Website and app data records
******
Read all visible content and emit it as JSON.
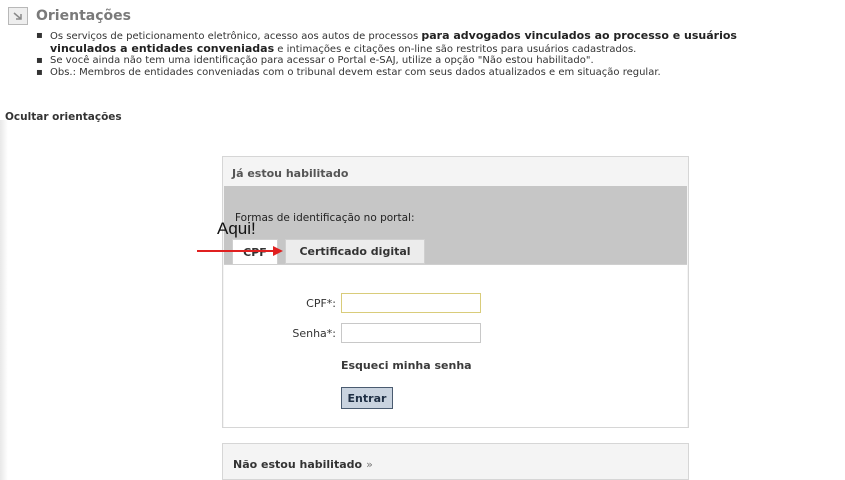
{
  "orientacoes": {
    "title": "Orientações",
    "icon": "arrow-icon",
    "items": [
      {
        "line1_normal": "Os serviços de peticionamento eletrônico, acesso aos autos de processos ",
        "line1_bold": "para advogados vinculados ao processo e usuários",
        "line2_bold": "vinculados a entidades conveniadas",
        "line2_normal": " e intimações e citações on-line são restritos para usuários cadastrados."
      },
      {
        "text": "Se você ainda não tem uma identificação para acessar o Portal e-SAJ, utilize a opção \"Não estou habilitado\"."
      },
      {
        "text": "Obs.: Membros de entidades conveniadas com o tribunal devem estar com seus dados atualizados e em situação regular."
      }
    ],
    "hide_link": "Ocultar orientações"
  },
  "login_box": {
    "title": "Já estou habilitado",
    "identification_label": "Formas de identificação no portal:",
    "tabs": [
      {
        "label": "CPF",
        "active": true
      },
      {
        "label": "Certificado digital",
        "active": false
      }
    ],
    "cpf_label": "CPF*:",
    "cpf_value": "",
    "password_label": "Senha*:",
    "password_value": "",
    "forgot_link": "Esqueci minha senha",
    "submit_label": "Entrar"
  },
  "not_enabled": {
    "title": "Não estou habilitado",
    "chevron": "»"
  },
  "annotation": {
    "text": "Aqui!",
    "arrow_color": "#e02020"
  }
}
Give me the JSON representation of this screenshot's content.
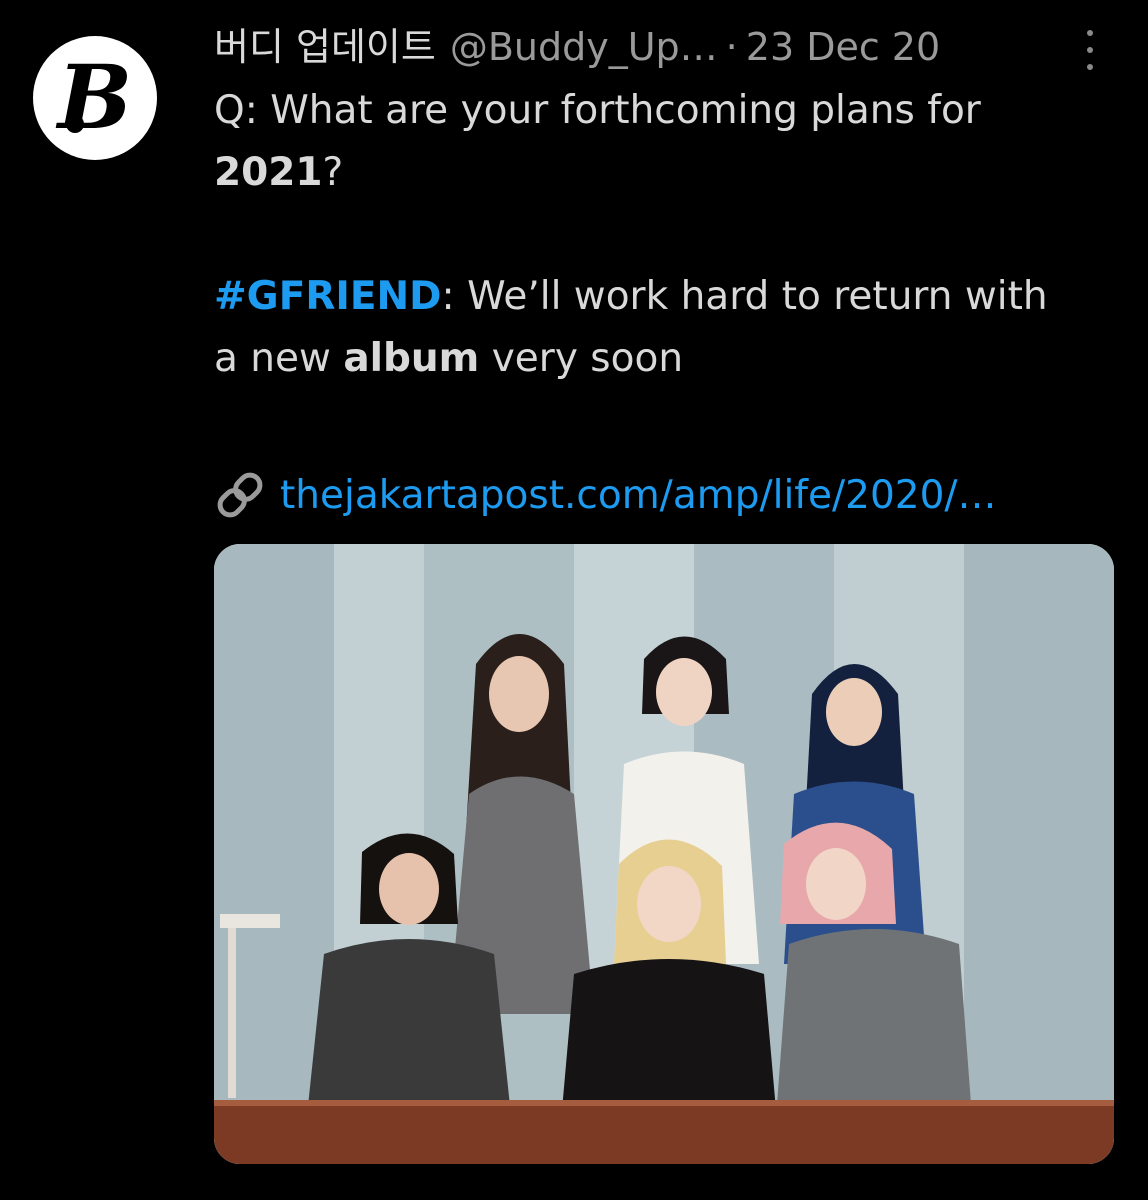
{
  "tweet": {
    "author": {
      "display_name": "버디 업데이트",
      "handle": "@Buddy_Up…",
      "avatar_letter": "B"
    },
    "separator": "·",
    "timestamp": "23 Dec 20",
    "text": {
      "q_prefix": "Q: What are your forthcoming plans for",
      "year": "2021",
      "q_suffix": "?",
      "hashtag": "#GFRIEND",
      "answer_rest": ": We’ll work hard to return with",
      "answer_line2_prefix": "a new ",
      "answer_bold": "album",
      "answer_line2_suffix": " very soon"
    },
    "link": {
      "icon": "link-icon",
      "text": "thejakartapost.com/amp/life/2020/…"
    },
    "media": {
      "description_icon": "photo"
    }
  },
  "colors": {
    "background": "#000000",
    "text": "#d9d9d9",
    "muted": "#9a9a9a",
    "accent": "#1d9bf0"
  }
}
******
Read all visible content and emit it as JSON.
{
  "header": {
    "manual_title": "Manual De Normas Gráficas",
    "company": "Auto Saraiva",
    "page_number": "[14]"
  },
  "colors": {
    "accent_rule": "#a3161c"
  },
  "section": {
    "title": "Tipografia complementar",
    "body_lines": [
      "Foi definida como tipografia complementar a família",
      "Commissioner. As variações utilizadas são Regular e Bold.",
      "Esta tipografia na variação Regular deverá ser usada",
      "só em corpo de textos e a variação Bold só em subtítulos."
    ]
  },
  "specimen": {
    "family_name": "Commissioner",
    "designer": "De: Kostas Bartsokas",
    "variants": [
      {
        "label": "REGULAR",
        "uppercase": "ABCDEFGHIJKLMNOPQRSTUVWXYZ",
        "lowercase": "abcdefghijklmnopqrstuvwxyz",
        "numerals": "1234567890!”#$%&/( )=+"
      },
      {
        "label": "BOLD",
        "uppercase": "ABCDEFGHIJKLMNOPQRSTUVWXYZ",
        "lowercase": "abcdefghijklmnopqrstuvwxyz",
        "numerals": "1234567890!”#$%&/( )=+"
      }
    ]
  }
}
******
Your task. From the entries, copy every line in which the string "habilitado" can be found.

Finished exercise.
        "text": "Se você ainda não tem uma identificação para acessar o Portal e-SAJ, utilize a opção \"Não estou habilitado\"."
    "title": "Já estou habilitado",
    "title": "Não estou habilitado",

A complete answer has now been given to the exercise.